Some of the most severely developmentally disabled people have medical needs that go beyond what most community settings and group homes can provide and may only be adequately met in Intermediate Care Facilities for people with intellectual and developmental disabilities. But what is the cost of not meeting those needs through the availability of competent nursing services?
Here is a clue from an article in the New York Times, "Where are the Nurses?" by Paula Span, 8/13/14. It looks at the effects of too few registered nurses in nursing homes:
"The 1987 federal law intended to reform the country’s nursing homes required a registered nurse on-site only eight hours a day, regardless of the size of the facility. Supporters at the time understood that in a building full of sick and disabled elders, health crises could occur at any hour. But getting the legislation passed required substantial compromises, including in regulations allowing reduced nurse staffing.
"'It’s something advocates have wanted to return to ever since,' said Robyn Grant, director of public policy and advocacy for the National Consumer Voice for Quality Long-Term Care. 'I think most people will be both shocked and appalled that there’s not an R.N. on duty around the clock.'"
Representative Jan Schakowsky, Democrat of Illinois, wants to fix this through proposed legislation, HB 5373:
"Adding registered nurses will hardly solve all the quality problems at nursing homes, which need more staff of other varieties, too. But it’s important unfinished business.
"'Otherwise, we probably should refer to these facilities as something besides nursing homes: 'pre-hospitalization holding facilities,' perhaps, or 'well-intended residences for the incurably underattended to.' You can probably come up with a few even-less-flattering names yourselves.'"
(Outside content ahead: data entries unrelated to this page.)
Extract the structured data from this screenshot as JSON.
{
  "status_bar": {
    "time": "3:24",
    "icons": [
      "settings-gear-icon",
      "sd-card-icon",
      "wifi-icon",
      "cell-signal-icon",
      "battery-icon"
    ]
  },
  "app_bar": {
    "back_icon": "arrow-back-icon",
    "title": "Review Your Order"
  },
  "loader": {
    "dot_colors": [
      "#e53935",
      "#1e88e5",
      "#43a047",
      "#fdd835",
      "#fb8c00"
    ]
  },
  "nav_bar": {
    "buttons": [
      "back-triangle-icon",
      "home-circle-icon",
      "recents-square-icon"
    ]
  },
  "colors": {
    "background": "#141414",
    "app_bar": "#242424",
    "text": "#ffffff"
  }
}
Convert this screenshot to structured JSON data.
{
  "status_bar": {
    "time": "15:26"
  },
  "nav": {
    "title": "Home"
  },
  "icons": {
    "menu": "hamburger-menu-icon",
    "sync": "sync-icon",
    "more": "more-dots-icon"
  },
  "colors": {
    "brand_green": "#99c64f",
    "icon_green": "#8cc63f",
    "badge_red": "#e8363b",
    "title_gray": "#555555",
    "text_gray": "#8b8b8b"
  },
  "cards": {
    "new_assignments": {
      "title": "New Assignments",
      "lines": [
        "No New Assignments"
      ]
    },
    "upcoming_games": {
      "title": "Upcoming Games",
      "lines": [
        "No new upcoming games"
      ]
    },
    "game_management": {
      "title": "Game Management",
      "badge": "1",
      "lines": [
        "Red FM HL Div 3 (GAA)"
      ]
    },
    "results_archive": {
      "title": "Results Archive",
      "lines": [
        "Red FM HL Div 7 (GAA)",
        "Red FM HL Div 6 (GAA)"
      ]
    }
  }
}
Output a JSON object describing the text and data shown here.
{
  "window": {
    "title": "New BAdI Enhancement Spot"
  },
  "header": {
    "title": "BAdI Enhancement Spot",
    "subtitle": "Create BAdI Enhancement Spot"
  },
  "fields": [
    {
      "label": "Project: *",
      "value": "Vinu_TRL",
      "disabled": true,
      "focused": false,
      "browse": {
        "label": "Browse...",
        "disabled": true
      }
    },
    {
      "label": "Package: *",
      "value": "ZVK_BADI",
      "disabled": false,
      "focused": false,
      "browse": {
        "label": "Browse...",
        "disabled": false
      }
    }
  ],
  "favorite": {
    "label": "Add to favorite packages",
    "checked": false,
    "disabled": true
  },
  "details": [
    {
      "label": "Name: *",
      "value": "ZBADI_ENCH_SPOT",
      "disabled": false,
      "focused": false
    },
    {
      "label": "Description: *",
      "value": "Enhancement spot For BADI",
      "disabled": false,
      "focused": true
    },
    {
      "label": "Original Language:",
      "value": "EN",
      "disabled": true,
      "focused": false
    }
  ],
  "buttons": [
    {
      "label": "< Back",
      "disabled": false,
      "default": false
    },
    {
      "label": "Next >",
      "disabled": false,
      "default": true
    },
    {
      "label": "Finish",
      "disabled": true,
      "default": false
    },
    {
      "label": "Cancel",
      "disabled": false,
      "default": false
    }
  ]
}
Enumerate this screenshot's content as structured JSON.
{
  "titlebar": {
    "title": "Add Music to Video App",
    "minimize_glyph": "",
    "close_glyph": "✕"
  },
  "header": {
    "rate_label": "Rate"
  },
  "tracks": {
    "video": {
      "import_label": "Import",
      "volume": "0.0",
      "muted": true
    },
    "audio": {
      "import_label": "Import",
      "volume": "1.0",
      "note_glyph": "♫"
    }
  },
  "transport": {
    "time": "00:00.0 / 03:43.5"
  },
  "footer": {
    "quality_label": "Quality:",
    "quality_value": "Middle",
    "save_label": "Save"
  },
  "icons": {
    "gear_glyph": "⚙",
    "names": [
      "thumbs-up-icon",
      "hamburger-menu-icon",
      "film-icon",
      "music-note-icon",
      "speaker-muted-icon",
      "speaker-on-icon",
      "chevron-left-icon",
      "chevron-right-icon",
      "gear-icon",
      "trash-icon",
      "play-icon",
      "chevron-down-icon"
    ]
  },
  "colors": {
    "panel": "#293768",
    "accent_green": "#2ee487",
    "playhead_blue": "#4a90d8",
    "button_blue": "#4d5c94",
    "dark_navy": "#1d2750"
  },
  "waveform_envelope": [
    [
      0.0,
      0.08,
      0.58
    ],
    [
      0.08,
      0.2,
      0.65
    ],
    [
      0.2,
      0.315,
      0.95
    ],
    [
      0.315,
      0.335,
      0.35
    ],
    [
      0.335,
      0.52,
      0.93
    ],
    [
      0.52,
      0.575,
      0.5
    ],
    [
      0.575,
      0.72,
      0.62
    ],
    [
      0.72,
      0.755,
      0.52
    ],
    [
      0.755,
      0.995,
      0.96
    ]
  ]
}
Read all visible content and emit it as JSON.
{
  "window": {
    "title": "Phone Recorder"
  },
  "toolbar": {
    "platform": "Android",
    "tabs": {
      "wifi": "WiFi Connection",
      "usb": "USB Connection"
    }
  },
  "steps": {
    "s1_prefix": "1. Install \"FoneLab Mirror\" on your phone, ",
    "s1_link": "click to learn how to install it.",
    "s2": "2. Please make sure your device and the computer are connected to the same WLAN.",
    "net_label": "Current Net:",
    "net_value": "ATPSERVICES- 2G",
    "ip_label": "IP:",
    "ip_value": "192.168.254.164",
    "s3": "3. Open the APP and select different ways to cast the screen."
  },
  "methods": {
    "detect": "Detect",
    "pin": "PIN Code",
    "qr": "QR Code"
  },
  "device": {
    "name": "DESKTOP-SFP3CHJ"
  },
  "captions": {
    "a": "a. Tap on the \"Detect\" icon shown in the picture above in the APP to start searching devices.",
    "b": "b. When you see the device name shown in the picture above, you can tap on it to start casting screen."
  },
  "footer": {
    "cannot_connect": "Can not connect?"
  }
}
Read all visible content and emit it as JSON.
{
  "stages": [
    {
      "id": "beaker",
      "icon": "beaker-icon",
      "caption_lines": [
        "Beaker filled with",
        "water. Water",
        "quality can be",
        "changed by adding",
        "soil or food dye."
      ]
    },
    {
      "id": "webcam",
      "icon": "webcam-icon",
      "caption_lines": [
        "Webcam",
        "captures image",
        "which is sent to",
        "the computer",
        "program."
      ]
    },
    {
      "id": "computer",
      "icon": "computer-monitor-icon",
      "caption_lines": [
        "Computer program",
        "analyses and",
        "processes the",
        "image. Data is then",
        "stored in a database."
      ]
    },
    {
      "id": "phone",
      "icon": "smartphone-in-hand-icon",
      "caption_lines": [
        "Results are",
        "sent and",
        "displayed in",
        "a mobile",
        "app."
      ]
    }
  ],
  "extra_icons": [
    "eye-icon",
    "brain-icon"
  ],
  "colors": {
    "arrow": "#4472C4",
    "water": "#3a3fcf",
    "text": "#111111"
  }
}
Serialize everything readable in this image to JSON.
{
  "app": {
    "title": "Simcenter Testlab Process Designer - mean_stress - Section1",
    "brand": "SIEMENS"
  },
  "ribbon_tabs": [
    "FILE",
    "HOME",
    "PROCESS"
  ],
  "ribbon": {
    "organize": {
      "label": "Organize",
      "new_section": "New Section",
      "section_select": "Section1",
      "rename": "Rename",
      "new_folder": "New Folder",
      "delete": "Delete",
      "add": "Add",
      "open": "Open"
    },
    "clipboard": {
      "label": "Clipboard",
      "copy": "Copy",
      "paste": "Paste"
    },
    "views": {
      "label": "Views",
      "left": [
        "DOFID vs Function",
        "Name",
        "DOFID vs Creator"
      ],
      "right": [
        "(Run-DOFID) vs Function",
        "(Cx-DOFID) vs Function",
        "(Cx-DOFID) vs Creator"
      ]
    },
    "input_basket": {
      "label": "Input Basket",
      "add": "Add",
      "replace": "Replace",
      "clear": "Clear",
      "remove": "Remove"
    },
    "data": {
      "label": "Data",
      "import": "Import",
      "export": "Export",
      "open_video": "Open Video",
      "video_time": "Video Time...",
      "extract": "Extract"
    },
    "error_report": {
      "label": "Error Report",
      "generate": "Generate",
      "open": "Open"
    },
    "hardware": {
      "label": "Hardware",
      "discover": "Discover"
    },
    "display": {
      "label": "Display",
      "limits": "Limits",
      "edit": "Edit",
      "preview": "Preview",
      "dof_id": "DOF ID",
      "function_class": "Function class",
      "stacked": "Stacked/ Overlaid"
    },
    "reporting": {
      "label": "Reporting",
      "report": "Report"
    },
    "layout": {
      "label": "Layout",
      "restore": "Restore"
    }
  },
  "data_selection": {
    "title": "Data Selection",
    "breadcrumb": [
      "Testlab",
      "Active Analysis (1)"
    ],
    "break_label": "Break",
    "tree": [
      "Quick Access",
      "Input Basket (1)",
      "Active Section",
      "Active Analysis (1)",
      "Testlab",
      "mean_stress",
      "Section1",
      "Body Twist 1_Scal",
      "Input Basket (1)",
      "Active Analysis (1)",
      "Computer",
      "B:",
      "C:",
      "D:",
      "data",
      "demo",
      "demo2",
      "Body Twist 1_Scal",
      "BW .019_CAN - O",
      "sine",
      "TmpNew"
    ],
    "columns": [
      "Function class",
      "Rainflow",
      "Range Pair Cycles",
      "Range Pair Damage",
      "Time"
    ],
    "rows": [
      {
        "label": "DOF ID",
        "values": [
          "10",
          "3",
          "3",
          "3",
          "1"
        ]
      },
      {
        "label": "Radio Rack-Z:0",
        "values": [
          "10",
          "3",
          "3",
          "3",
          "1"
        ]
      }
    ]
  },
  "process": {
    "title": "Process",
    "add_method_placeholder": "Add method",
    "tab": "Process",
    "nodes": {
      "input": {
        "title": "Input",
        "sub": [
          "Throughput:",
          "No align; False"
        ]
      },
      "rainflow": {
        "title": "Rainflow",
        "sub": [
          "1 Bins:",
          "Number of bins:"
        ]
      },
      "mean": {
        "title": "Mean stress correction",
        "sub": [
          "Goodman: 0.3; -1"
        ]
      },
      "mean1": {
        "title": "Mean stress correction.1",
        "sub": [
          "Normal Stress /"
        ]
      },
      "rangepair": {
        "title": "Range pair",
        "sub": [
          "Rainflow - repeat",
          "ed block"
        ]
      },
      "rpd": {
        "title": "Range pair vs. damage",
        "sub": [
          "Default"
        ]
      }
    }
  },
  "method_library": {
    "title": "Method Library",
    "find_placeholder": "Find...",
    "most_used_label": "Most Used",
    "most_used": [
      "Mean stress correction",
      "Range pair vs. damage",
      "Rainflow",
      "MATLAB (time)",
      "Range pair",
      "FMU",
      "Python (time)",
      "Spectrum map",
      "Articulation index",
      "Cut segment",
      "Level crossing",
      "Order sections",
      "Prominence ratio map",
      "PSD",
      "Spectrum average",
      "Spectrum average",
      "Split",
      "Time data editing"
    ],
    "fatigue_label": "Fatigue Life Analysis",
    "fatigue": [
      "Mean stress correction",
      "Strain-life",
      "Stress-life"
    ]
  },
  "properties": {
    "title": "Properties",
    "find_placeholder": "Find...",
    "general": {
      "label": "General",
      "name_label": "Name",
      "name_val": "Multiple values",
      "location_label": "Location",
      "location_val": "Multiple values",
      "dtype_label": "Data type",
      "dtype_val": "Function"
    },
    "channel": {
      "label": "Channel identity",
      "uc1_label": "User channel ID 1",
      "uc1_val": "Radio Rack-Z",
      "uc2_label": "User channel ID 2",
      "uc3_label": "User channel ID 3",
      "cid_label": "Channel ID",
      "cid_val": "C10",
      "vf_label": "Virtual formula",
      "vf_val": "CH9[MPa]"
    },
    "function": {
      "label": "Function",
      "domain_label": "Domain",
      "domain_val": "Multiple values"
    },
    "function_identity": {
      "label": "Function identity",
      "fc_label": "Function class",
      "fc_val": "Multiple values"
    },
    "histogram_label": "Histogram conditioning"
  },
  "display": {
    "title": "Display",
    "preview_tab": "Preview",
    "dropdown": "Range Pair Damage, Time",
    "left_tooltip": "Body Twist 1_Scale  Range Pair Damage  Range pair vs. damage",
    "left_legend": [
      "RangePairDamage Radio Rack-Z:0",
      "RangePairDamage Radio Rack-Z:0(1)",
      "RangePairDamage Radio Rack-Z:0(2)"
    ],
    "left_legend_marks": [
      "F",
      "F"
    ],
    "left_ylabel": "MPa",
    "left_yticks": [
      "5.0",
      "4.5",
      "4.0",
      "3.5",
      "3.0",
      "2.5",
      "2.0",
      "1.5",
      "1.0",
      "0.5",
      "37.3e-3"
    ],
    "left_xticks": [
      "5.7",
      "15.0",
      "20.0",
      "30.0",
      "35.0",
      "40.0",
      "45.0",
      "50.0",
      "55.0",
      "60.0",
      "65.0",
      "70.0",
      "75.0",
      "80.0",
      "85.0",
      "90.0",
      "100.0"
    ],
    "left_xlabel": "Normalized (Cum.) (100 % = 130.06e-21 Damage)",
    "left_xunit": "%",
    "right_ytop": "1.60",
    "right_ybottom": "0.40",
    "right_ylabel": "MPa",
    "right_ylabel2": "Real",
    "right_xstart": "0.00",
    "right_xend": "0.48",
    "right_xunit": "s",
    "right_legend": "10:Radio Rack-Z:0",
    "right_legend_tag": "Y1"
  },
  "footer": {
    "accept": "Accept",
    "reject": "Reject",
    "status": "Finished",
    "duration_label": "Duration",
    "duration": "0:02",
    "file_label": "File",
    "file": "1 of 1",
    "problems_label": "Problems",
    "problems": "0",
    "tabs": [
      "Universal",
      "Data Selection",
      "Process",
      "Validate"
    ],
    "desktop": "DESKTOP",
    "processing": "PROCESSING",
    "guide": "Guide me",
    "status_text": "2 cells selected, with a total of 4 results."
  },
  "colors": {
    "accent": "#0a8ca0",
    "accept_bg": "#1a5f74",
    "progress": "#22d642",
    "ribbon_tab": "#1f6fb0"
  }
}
Studies cited in the article support the idea that providing adequate nursing care in nursing facilities will save money in the long term:
"Studies have repeatedly pointed to the importance of registered nurses. With higher registered-nurse staffing, patients have fewer pressure ulcers (aka bedsores) and urinary tract infections and catheterizations. They stay out of hospitals longer. Their homes get fewer serious deficiencies from state inspectors. Their care improves, but it costs less."
Perhaps we could learn something from this for people with DD.